Health Minister Constantinos Ioannou on Tuesday called the mass registration of the public for Gesy a “touching response” to what he described as “the greatest social project of at least the last five years.”
Presenting the work of the health ministry for March-April, Ioannou said that by late afternoon on Monday, over 220,000 people had registered for Gesy “refuting the claims of all those who in recent months expected that Gesy would launch unsuccessfully.”
Regarding the registration of under-18s, whose registration process began on Monday afternoon, Ioannou said that by Tuesday morning around 25,000 had registered and chosen a paediatrician from the 65 who have so far offered their services to Gesy.
Though reports on Monday claimed that available paediatricians in Gesy numbered 70, concerns were already being raised over whether the number was sufficient, as the Health Insurance Organisation (HIO) claimed that a total of 90 paediatricians would be needed to guarantee quality healthcare for children within Gesy.

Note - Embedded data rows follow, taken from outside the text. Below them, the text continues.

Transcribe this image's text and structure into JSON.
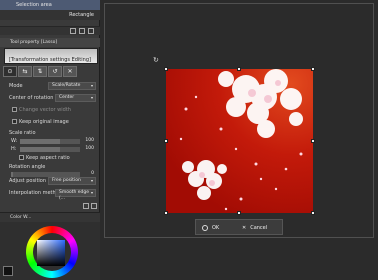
{
  "layers": {
    "selection_area": "Selection area",
    "rectangle": "Rectangle"
  },
  "tool_property": {
    "header": "Tool property [Lasso]",
    "sub_tool_preview_text": "[Transformation settings Editing]"
  },
  "transform": {
    "mode_label": "Mode",
    "mode_value": "Scale/Rotate",
    "center_label": "Center of rotation",
    "center_value": "Center",
    "change_vector_width": "Change vector width",
    "keep_original_image": "Keep original image",
    "scale_ratio_label": "Scale ratio",
    "w_label": "W:",
    "w_value": "100",
    "h_label": "H:",
    "h_value": "100",
    "keep_aspect_ratio": "Keep aspect ratio",
    "rotation_angle_label": "Rotation angle",
    "rotation_angle_value": "0",
    "adjust_position_label": "Adjust position",
    "adjust_position_value": "Free position",
    "interpolation_label": "Interpolation method",
    "interpolation_value": "Smooth edge (..."
  },
  "color_panel": {
    "header": "Color W..."
  },
  "dialog": {
    "ok_label": "OK",
    "cancel_label": "Cancel"
  }
}
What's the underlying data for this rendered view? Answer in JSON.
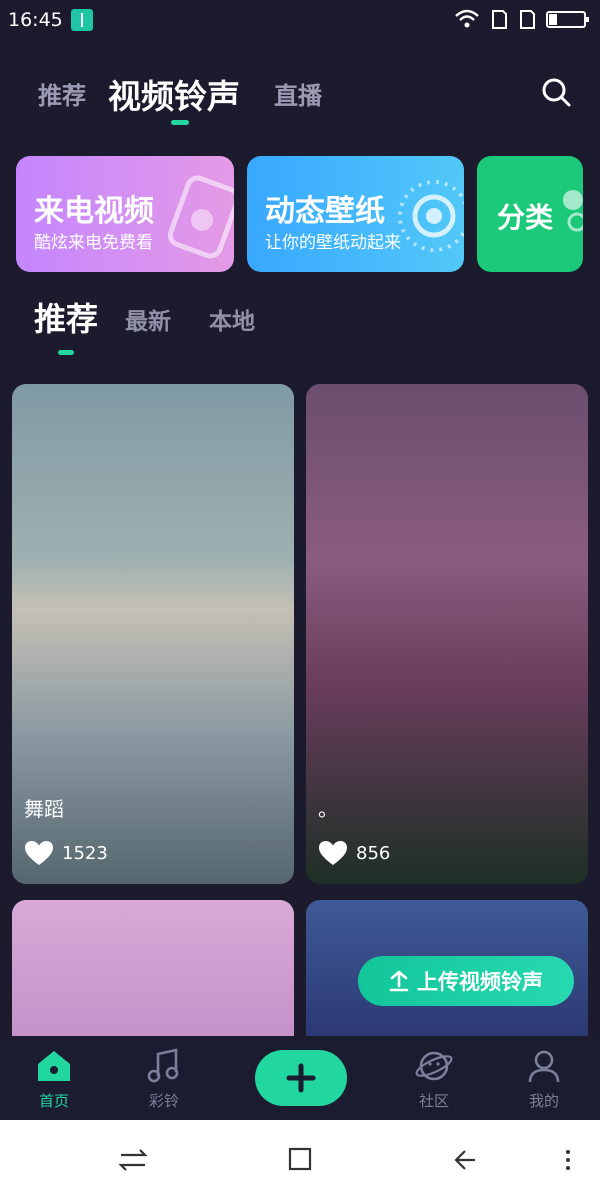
{
  "status_bar": {
    "time": "16:45"
  },
  "top_tabs": {
    "recommend": "推荐",
    "video_ringtone": "视频铃声",
    "live": "直播"
  },
  "feature_cards": [
    {
      "title": "来电视频",
      "subtitle": "酷炫来电免费看"
    },
    {
      "title": "动态壁纸",
      "subtitle": "让你的壁纸动起来"
    },
    {
      "title": "分类"
    }
  ],
  "sub_tabs": {
    "recommend": "推荐",
    "latest": "最新",
    "local": "本地"
  },
  "videos": [
    {
      "title": "舞蹈",
      "likes": "1523"
    },
    {
      "title": "。",
      "likes": "856"
    }
  ],
  "upload_button": {
    "label": "上传视频铃声"
  },
  "bottom_nav": {
    "home": "首页",
    "caling": "彩铃",
    "community": "社区",
    "mine": "我的"
  },
  "colors": {
    "accent": "#22d6a0",
    "background": "#1c1b2e"
  }
}
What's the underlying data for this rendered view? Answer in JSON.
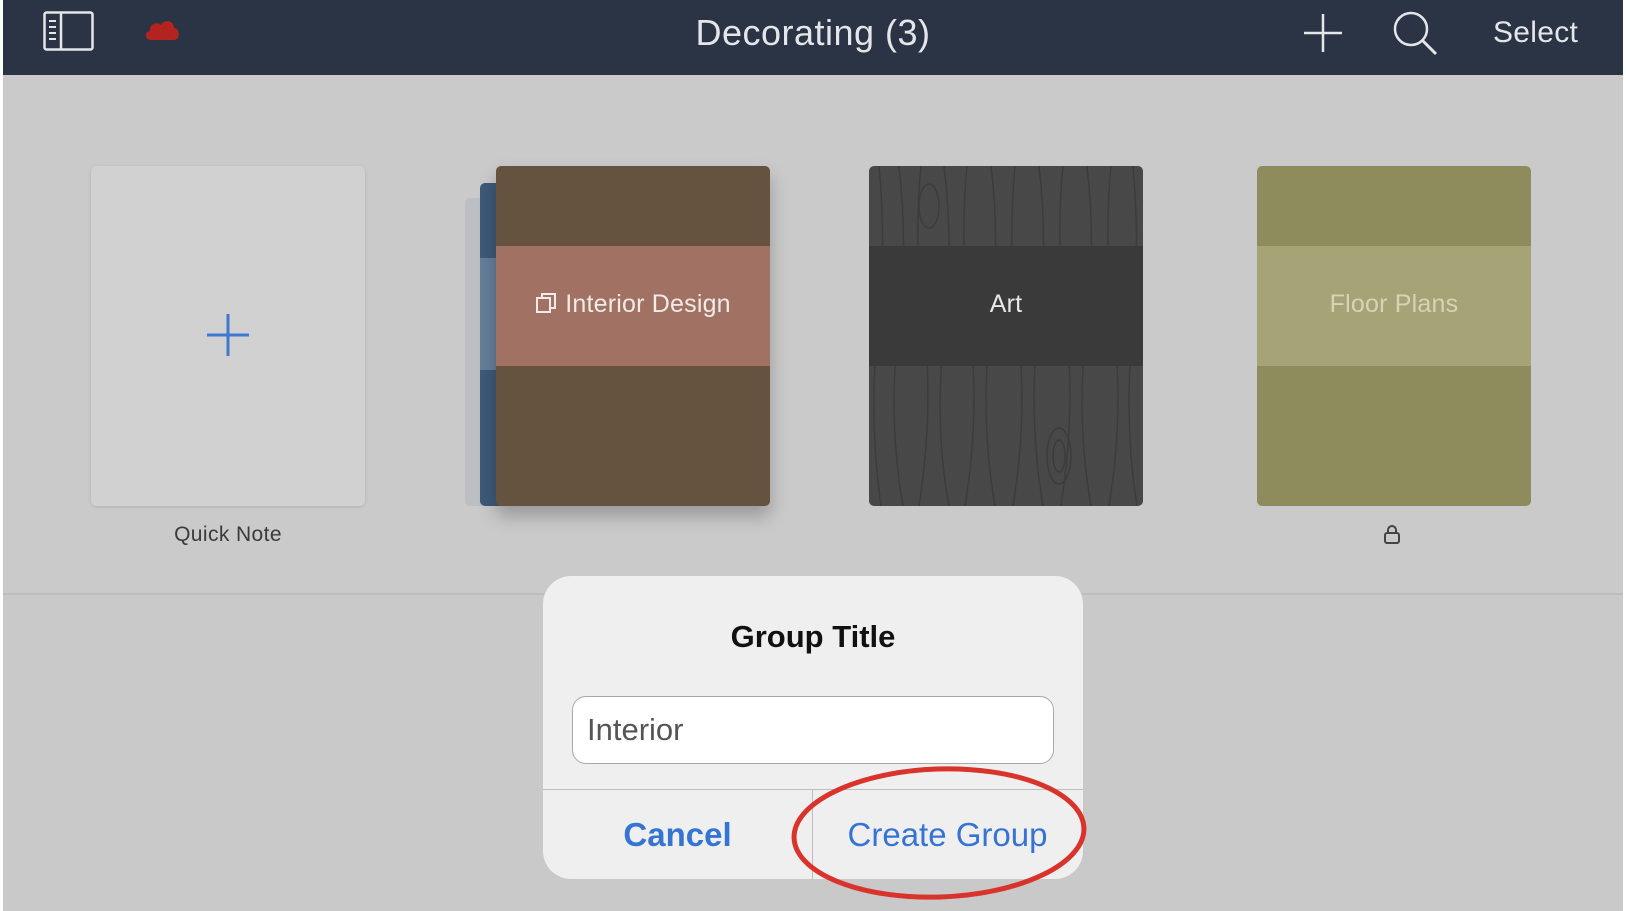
{
  "header": {
    "title": "Decorating (3)",
    "select_label": "Select",
    "left_icons": [
      "sidebar-icon",
      "cloud-icon"
    ],
    "right_icons": [
      "plus-icon",
      "search-icon"
    ],
    "background_color": "#2b3444",
    "cloud_color": "#b3231f"
  },
  "notebooks": [
    {
      "title": "",
      "label": "Quick Note",
      "type": "quick-note",
      "icon": "plus-icon"
    },
    {
      "title": "Interior Design",
      "label": "",
      "type": "group",
      "icon": "group-icon",
      "cover_color": "#65533f",
      "band_color": "#a17263"
    },
    {
      "title": "Art",
      "label": "",
      "type": "notebook",
      "cover_color": "#484848",
      "band_color": "#3a3a3a"
    },
    {
      "title": "Floor Plans",
      "label": "",
      "type": "notebook",
      "locked": true,
      "icon": "lock-icon",
      "cover_color": "#8e8b5c",
      "band_color": "#a5a477"
    }
  ],
  "dialog": {
    "title": "Group Title",
    "input_value": "Interior",
    "cancel_label": "Cancel",
    "create_label": "Create Group",
    "button_color": "#3574d3"
  },
  "annotation": {
    "shape": "ellipse",
    "target": "create-group-button",
    "color": "#d9342b"
  }
}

Earlier in the year, the HIO had said that 130 paediatricians would be needed to ensure a smooth start to healthcare reform.
Ioannou denied that the number of paediatricians is insufficient, and asserted that the number is expected to rise by the time that the first phase of Gesy is set to launch with outpatient care, on June 1.

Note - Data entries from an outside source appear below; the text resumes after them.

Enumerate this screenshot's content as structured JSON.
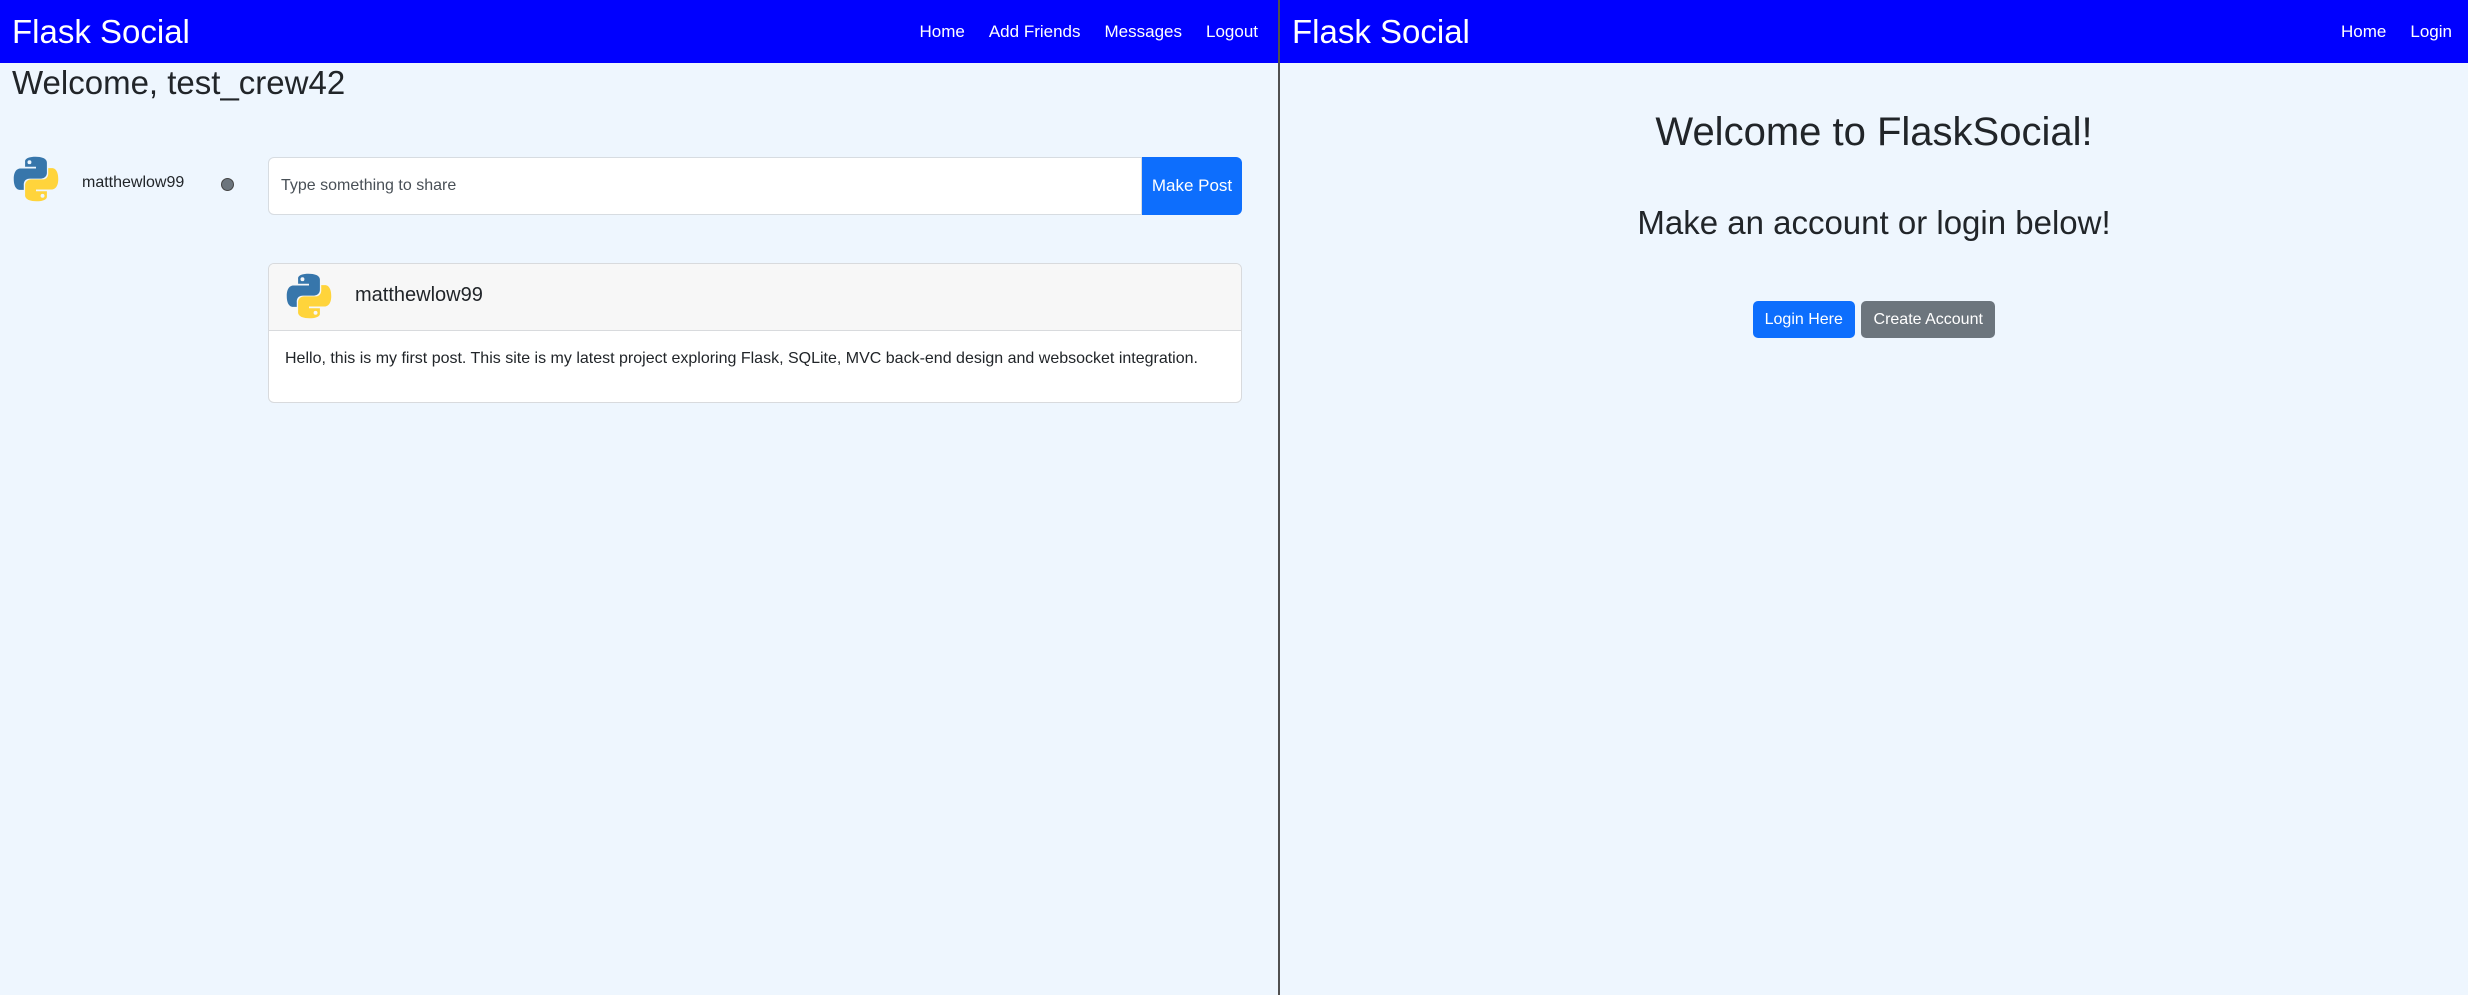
{
  "left": {
    "navbar": {
      "brand": "Flask Social",
      "links": [
        "Home",
        "Add Friends",
        "Messages",
        "Logout"
      ]
    },
    "welcome": "Welcome, test_crew42",
    "online_users": [
      {
        "username": "matthewlow99",
        "status": "offline",
        "status_color": "#6c757d"
      }
    ],
    "post_form": {
      "placeholder": "Type something to share",
      "button_label": "Make Post"
    },
    "posts": [
      {
        "author": "matthewlow99",
        "body": "Hello, this is my first post. This site is my latest project exploring Flask, SQLite, MVC back-end design and websocket integration."
      }
    ]
  },
  "right": {
    "navbar": {
      "brand": "Flask Social",
      "links": [
        "Home",
        "Login"
      ]
    },
    "title": "Welcome to FlaskSocial!",
    "subtitle": "Make an account or login below!",
    "buttons": {
      "login": "Login Here",
      "create": "Create Account"
    }
  },
  "colors": {
    "navbar": "#0000ff",
    "background": "#eef6fe",
    "primary": "#0d6efd",
    "secondary": "#6c757d"
  },
  "icons": {
    "avatar": "python-logo-icon"
  }
}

There are 323 GPs so far within Gesy, Ioannou noted, while 124 pharmacies, 200 pharmacists and 57 clinical laboratories have applied to join, whose applications are being studied by the HIO.
Two private radiology centres have also announced their intention to offer services to Gesy, Ioannou added.
Currently, Ioannou said, the dialogue is intensifying with private hospitals in view of the second phase of Gesy which is set to begin in March 2020, and which will include in-patient care, as the government and HIO are now guided by a different strategy so that agreements can be reached in the coming months.
So far, a number of private hospitals, clinics and polyclinics in the Nicosia, Limassol and Paphos districts have said they intend to participate in the national health scheme (Gesy), though the Larnaca and Famagusta districts remain a source of concern.
Also intensifying are the efforts by the state health services organisation (Okypy) towards the administrative and financial autonomisation of public hospitals, as well as towards the preparation of the public sector for the new environment that will be brought about with the implementation of Gesy, Ioannou said.
The main focus of efforts in view of the implementation of Gesy has turned towards ensuring the effectiveness of healthcare reform. Ioannou announced the opening of hundreds of job vacancies, while a subsidy scheme is also being drafted for the purchase of medical equipment from private hospitals.